+++ Given data +++

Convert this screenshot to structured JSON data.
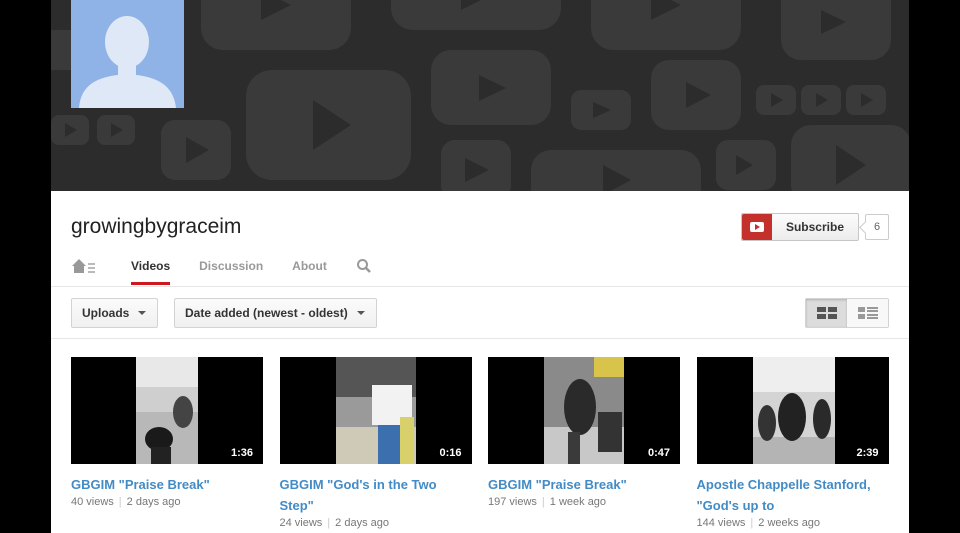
{
  "channel": {
    "name": "growingbygraceim",
    "subscribe_label": "Subscribe",
    "subscriber_count": "6"
  },
  "tabs": [
    {
      "id": "home",
      "icon": "home-icon"
    },
    {
      "id": "videos",
      "label": "Videos",
      "active": true
    },
    {
      "id": "discussion",
      "label": "Discussion"
    },
    {
      "id": "about",
      "label": "About"
    },
    {
      "id": "search",
      "icon": "search-icon"
    }
  ],
  "filters": {
    "uploads_label": "Uploads",
    "sort_label": "Date added (newest - oldest)"
  },
  "view_modes": [
    "grid-view-icon",
    "list-view-icon"
  ],
  "videos": [
    {
      "title": "GBGIM \"Praise Break\"",
      "views": "40 views",
      "age": "2 days ago",
      "duration": "1:36"
    },
    {
      "title": "GBGIM \"God's in the Two Step\"",
      "views": "24 views",
      "age": "2 days ago",
      "duration": "0:16"
    },
    {
      "title": "GBGIM \"Praise Break\"",
      "views": "197 views",
      "age": "1 week ago",
      "duration": "0:47"
    },
    {
      "title": "Apostle Chappelle Stanford, \"God's up to",
      "views": "144 views",
      "age": "2 weeks ago",
      "duration": "2:39"
    }
  ],
  "colors": {
    "accent": "#cc181e",
    "link": "#438bc5",
    "banner_bg": "#2c2c2c",
    "avatar_bg": "#8fb3e6"
  }
}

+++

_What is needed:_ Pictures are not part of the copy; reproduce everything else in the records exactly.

_Written reply:_
Convert this screenshot to structured JSON data.
{
  "channel": {
    "name": "growingbygraceim",
    "subscribe_label": "Subscribe",
    "subscriber_count": "6"
  },
  "tabs": [
    {
      "id": "home",
      "icon": "home-icon"
    },
    {
      "id": "videos",
      "label": "Videos",
      "active": true
    },
    {
      "id": "discussion",
      "label": "Discussion"
    },
    {
      "id": "about",
      "label": "About"
    },
    {
      "id": "search",
      "icon": "search-icon"
    }
  ],
  "filters": {
    "uploads_label": "Uploads",
    "sort_label": "Date added (newest - oldest)"
  },
  "view_modes": [
    "grid-view-icon",
    "list-view-icon"
  ],
  "videos": [
    {
      "title": "GBGIM \"Praise Break\"",
      "views": "40 views",
      "age": "2 days ago",
      "duration": "1:36"
    },
    {
      "title": "GBGIM \"God's in the Two Step\"",
      "views": "24 views",
      "age": "2 days ago",
      "duration": "0:16"
    },
    {
      "title": "GBGIM \"Praise Break\"",
      "views": "197 views",
      "age": "1 week ago",
      "duration": "0:47"
    },
    {
      "title": "Apostle Chappelle Stanford, \"God's up to",
      "views": "144 views",
      "age": "2 weeks ago",
      "duration": "2:39"
    }
  ],
  "colors": {
    "accent": "#cc181e",
    "link": "#438bc5",
    "banner_bg": "#2c2c2c",
    "avatar_bg": "#8fb3e6"
  }
}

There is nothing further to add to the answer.